Data items:
BEGIN
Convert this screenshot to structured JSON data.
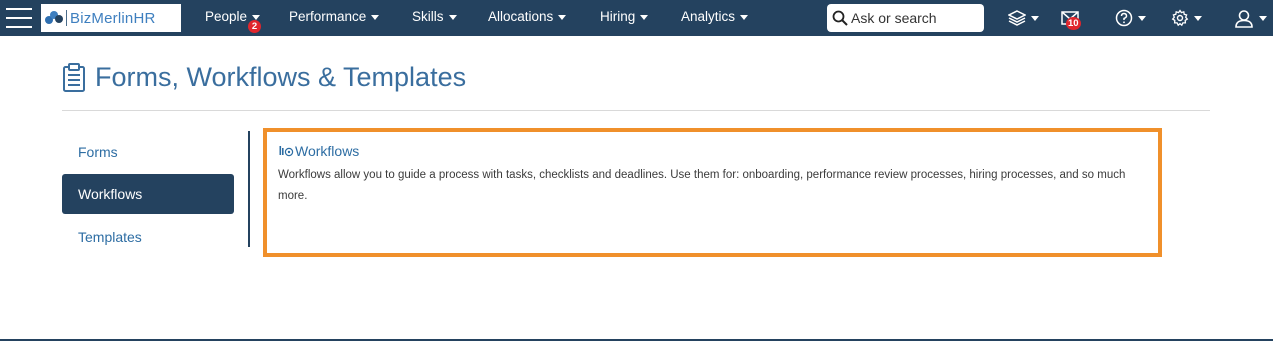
{
  "navbar": {
    "logo_text": "BizMerlinHR",
    "menu": [
      {
        "label": "People",
        "badge": "2"
      },
      {
        "label": "Performance"
      },
      {
        "label": "Skills"
      },
      {
        "label": "Allocations"
      },
      {
        "label": "Hiring"
      },
      {
        "label": "Analytics"
      }
    ],
    "search_placeholder": "Ask or search",
    "icons": [
      "layers-icon",
      "mail-icon",
      "help-icon",
      "settings-icon",
      "user-icon"
    ],
    "mail_badge": "10"
  },
  "page": {
    "title": "Forms, Workflows & Templates"
  },
  "sidebar": {
    "items": [
      {
        "label": "Forms",
        "active": false
      },
      {
        "label": "Workflows",
        "active": true
      },
      {
        "label": "Templates",
        "active": false
      }
    ]
  },
  "content": {
    "heading": "Workflows",
    "description": "Workflows allow you to guide a process with tasks, checklists and deadlines. Use them for: onboarding, performance review processes, hiring processes, and so much more."
  },
  "colors": {
    "navbar": "#24425f",
    "accent_blue": "#2d6da3",
    "highlight_border": "#f0902b",
    "badge_red": "#e0262d"
  }
}
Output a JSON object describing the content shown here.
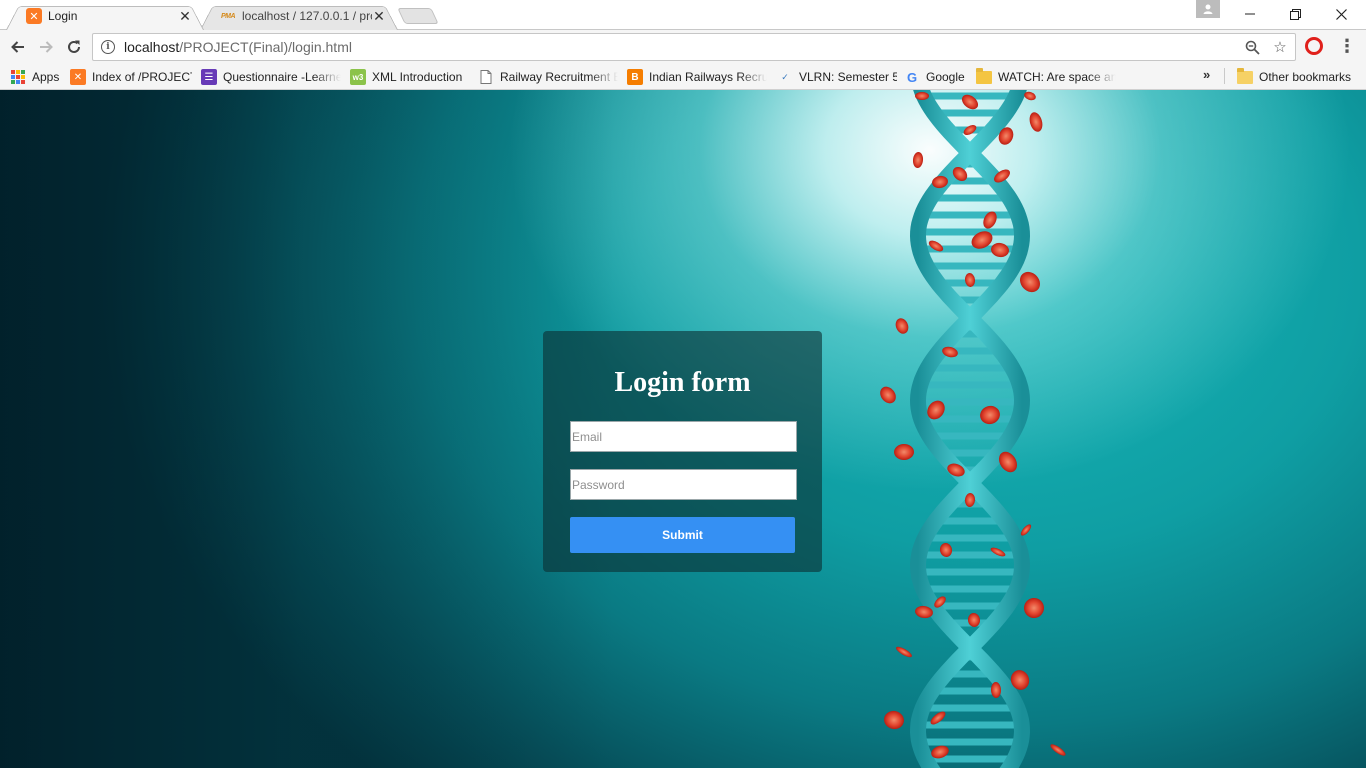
{
  "browser": {
    "tabs": [
      {
        "title": "Login",
        "favicon": "xampp-icon",
        "active": true
      },
      {
        "title": "localhost / 127.0.0.1 / pro",
        "favicon": "phpmyadmin-icon",
        "active": false
      }
    ],
    "url_host": "localhost",
    "url_path": "/PROJECT(Final)/login.html",
    "bookmarks": [
      {
        "label": "Apps",
        "icon": "apps-grid-icon"
      },
      {
        "label": "Index of /PROJECT",
        "icon": "xampp-icon"
      },
      {
        "label": "Questionnaire -Learne",
        "icon": "forms-icon"
      },
      {
        "label": "XML Introduction",
        "icon": "w3schools-icon"
      },
      {
        "label": "Railway Recruitment E",
        "icon": "page-icon"
      },
      {
        "label": "Indian Railways Recru",
        "icon": "blogger-icon"
      },
      {
        "label": "VLRN: Semester 5",
        "icon": "vlrn-icon"
      },
      {
        "label": "Google",
        "icon": "google-icon"
      },
      {
        "label": "WATCH: Are space an",
        "icon": "folder-link-icon"
      }
    ],
    "other_bookmarks": "Other bookmarks"
  },
  "page": {
    "form": {
      "title": "Login form",
      "email_placeholder": "Email",
      "password_placeholder": "Password",
      "submit_label": "Submit"
    }
  },
  "colors": {
    "accent_button": "#3590f3",
    "background_teal": "#0f9ea3",
    "card_background": "#0c3034"
  }
}
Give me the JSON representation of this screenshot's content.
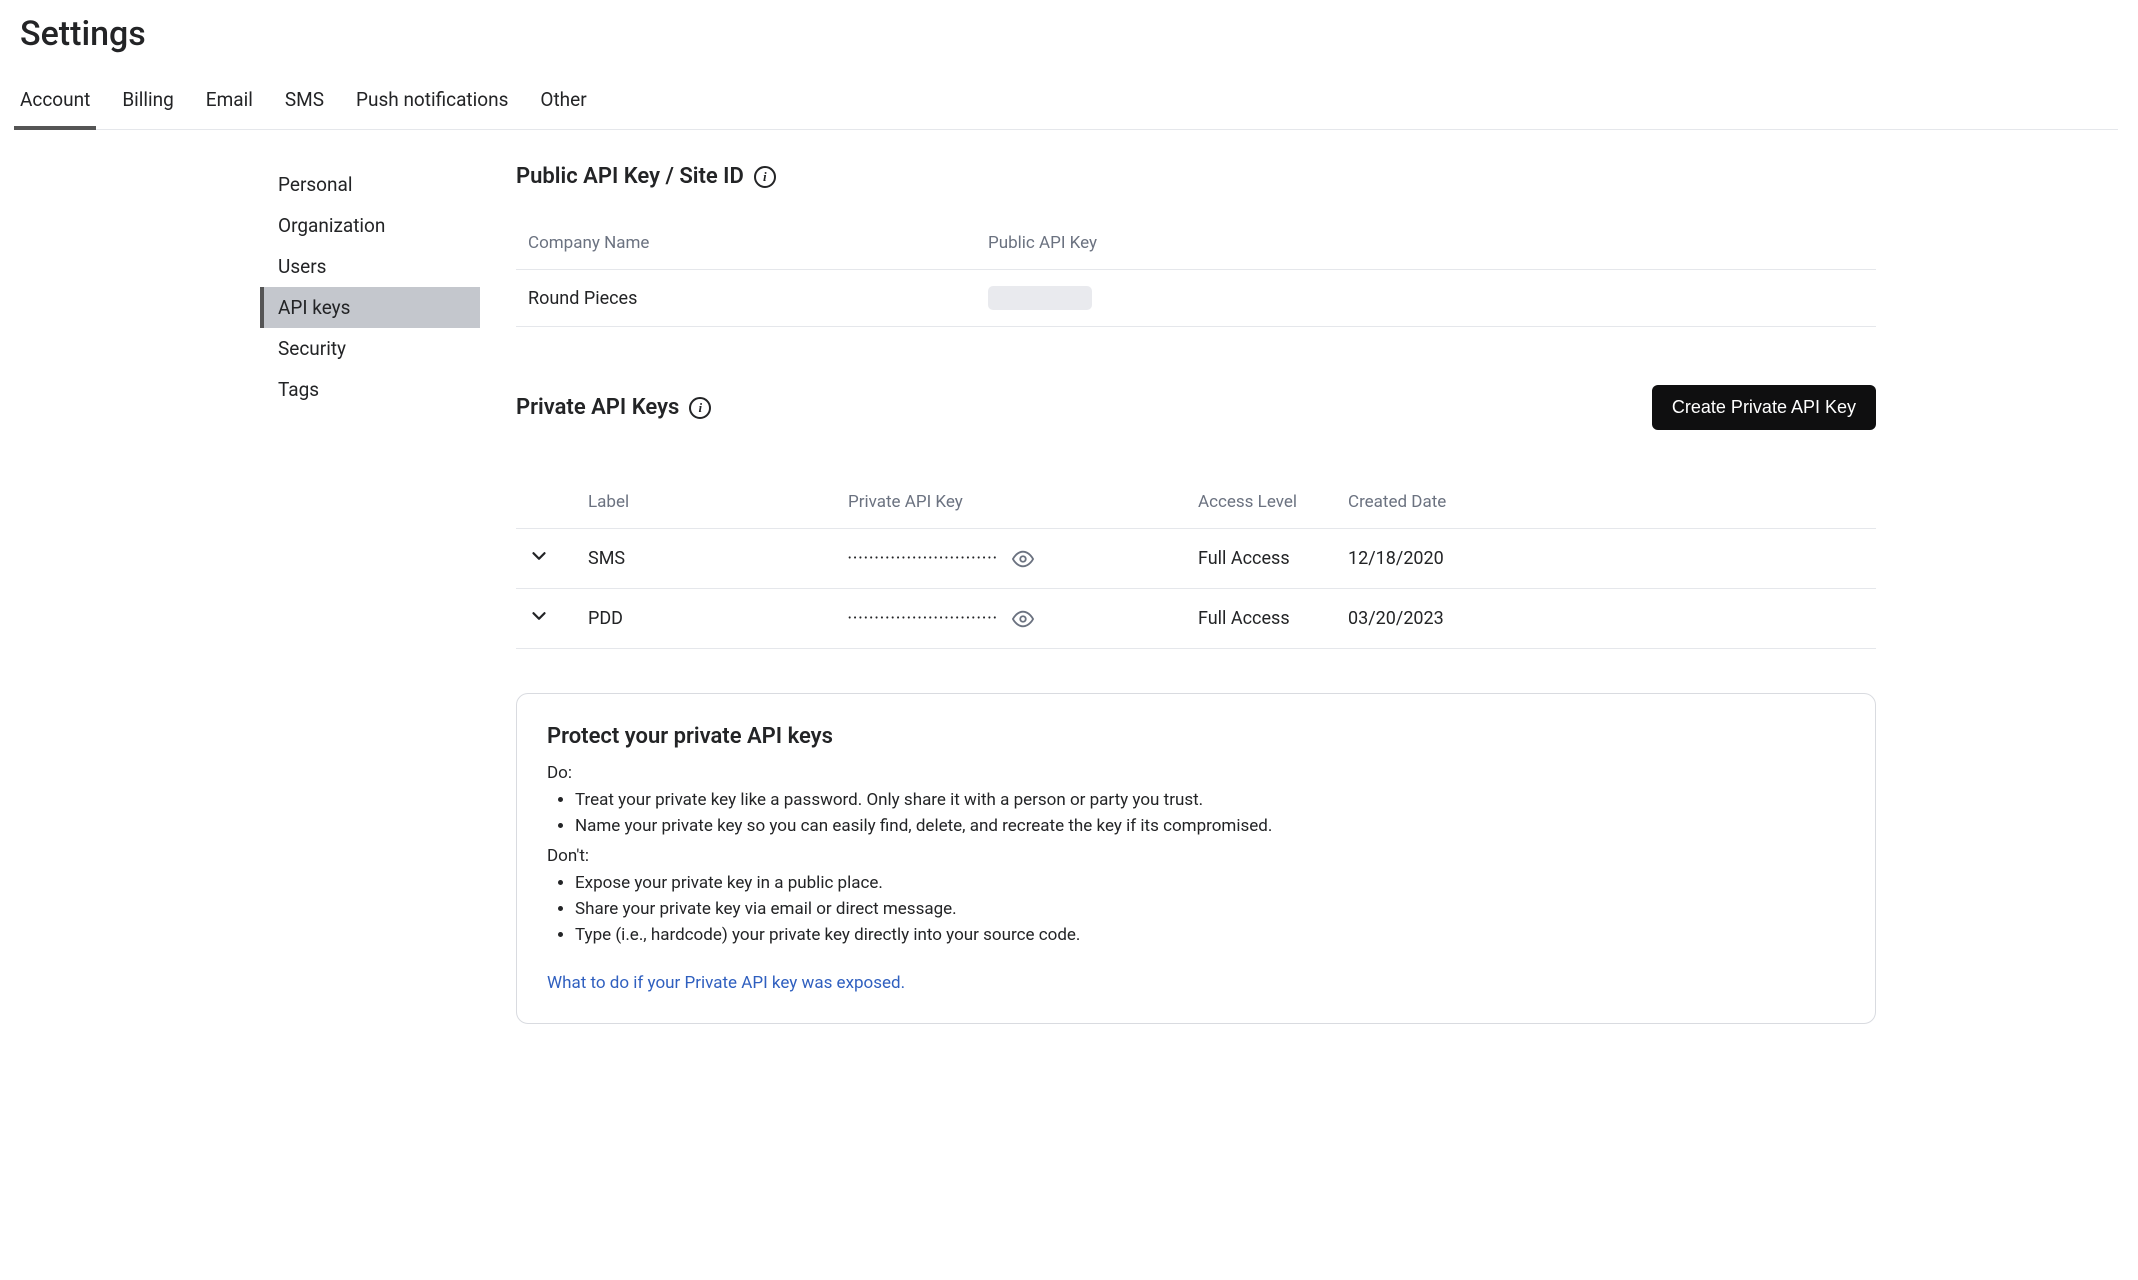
{
  "page_title": "Settings",
  "tabs": [
    "Account",
    "Billing",
    "Email",
    "SMS",
    "Push notifications",
    "Other"
  ],
  "active_tab": 0,
  "sidebar": {
    "items": [
      "Personal",
      "Organization",
      "Users",
      "API keys",
      "Security",
      "Tags"
    ],
    "active": 3
  },
  "public_section": {
    "title": "Public API Key / Site ID",
    "columns": [
      "Company Name",
      "Public API Key"
    ],
    "rows": [
      {
        "company": "Round Pieces",
        "key_masked": true
      }
    ]
  },
  "private_section": {
    "title": "Private API Keys",
    "create_button": "Create Private API Key",
    "columns": [
      "",
      "Label",
      "Private API Key",
      "Access Level",
      "Created Date"
    ],
    "rows": [
      {
        "label": "SMS",
        "key_dots": "••••••••••••••••••••••••••••",
        "access": "Full Access",
        "created": "12/18/2020"
      },
      {
        "label": "PDD",
        "key_dots": "••••••••••••••••••••••••••••",
        "access": "Full Access",
        "created": "03/20/2023"
      }
    ]
  },
  "protect": {
    "title": "Protect your private API keys",
    "do_label": "Do:",
    "do_items": [
      "Treat your private key like a password. Only share it with a person or party you trust.",
      "Name your private key so you can easily find, delete, and recreate the key if its compromised."
    ],
    "dont_label": "Don't:",
    "dont_items": [
      "Expose your private key in a public place.",
      "Share your private key via email or direct message.",
      "Type (i.e., hardcode) your private key directly into your source code."
    ],
    "link_text": "What to do if your Private API key was exposed."
  }
}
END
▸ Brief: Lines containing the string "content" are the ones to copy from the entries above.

▸ Output for this exercise:
  "content": {
Output a JSON object describing the content shown here.
Give me the JSON representation of this screenshot's content.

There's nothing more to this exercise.